(Problem to work on): Only the lines that hold "JSON" should be in the answer, each copied from the data below.

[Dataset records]
◇ ◇ ◇ ◇

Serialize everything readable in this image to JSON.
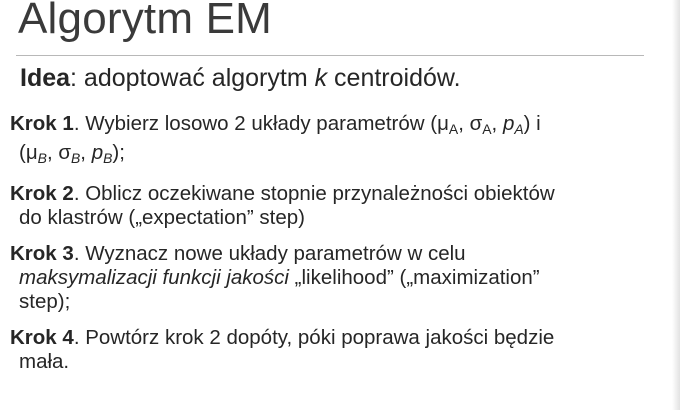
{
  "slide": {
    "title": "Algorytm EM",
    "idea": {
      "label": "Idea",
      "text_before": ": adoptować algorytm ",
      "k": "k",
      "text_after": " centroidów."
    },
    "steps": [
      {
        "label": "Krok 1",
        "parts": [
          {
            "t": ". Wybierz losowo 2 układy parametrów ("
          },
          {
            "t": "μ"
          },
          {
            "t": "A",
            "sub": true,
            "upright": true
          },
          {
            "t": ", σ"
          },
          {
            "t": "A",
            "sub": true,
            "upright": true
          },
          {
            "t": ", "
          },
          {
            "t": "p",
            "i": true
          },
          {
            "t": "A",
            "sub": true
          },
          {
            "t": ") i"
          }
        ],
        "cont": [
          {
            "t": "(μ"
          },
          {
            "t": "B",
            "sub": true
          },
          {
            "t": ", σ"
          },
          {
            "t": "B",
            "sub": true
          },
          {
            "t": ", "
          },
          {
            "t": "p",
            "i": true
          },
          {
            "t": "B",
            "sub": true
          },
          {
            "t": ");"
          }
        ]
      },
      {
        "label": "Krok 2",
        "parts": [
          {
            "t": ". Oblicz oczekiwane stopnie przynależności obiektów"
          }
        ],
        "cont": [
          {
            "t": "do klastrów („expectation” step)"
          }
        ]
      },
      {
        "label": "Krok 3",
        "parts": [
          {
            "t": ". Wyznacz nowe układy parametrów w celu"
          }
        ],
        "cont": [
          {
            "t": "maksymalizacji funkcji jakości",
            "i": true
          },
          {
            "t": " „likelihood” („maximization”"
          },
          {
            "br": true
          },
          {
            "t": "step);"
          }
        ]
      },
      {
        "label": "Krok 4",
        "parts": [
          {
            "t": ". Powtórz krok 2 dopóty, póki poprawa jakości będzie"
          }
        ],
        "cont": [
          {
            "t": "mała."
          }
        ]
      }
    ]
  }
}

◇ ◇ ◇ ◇

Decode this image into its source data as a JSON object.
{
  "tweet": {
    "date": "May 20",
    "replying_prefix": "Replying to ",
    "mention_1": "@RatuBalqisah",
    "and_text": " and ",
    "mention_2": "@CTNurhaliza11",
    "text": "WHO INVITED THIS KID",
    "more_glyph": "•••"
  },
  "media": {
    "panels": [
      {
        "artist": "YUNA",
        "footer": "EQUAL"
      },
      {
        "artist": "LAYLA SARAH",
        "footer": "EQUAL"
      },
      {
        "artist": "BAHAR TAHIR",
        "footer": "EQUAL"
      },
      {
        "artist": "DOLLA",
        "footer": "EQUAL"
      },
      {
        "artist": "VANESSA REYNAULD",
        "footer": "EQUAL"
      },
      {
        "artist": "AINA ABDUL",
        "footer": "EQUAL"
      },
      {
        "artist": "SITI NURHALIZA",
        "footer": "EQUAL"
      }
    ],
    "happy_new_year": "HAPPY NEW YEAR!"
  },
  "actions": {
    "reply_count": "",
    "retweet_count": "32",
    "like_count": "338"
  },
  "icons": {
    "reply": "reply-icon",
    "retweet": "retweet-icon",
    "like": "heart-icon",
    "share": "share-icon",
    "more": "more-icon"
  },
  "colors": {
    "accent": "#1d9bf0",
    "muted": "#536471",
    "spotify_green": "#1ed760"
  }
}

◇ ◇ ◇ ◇

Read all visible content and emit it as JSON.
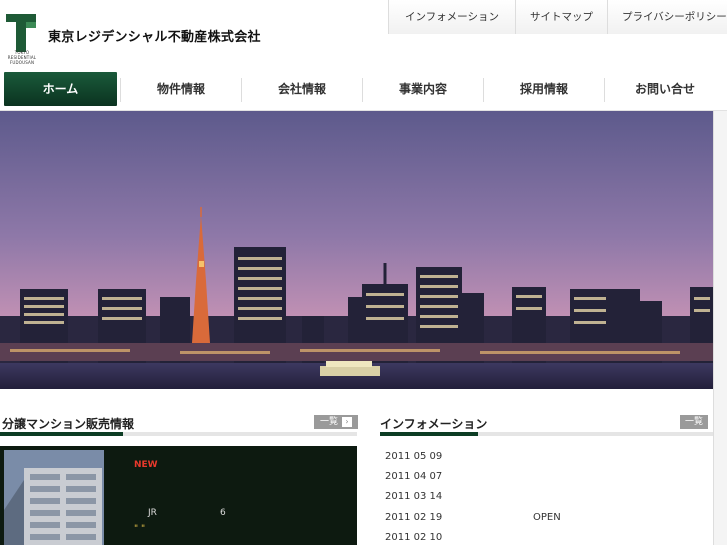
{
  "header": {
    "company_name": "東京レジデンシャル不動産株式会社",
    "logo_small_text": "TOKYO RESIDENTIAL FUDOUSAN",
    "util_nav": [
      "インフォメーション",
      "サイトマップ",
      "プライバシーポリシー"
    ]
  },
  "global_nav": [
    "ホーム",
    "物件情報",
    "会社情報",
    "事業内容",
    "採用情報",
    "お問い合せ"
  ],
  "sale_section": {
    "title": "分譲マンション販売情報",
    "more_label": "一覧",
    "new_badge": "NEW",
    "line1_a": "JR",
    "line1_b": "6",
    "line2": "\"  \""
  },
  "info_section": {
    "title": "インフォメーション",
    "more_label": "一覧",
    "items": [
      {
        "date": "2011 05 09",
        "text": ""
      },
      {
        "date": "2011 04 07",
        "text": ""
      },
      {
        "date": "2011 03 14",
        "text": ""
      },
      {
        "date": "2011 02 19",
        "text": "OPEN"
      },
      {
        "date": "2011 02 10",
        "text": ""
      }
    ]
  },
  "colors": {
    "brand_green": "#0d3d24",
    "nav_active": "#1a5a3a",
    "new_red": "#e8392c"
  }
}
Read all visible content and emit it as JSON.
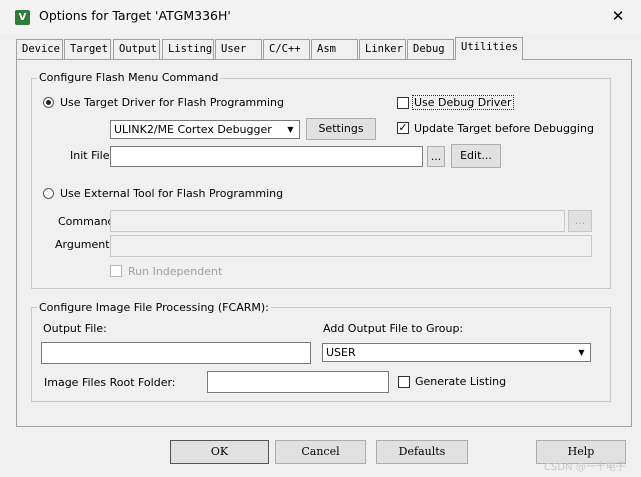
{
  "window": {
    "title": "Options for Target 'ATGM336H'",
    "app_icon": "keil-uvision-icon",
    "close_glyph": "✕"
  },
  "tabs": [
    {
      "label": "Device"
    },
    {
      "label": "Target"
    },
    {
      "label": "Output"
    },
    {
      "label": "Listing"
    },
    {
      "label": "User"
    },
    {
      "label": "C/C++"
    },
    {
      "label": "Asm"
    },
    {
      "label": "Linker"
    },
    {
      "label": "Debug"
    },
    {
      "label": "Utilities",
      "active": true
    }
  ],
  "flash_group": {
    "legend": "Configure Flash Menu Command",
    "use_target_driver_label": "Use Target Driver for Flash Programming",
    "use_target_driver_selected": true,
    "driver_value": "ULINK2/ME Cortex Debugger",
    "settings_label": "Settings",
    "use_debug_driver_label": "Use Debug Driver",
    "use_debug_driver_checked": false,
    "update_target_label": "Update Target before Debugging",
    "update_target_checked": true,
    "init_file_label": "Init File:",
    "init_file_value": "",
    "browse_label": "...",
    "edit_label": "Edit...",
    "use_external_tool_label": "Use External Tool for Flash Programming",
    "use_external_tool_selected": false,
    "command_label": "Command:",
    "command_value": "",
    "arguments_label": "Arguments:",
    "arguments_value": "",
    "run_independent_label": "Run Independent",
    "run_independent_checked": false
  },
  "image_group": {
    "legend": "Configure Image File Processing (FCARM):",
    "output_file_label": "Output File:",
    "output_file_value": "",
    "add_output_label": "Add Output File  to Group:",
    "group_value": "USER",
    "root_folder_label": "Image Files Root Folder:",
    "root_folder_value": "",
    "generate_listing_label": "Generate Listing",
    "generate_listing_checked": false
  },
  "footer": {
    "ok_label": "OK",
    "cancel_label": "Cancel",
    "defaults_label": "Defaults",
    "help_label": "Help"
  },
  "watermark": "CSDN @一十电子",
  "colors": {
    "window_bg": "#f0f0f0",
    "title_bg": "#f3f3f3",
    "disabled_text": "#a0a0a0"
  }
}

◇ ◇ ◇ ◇

(Expected output):
Serialize everything readable in this image to JSON.
Decode this image into its source data as a JSON object.
Read all visible content and emit it as JSON.
Read all visible content and emit it as JSON.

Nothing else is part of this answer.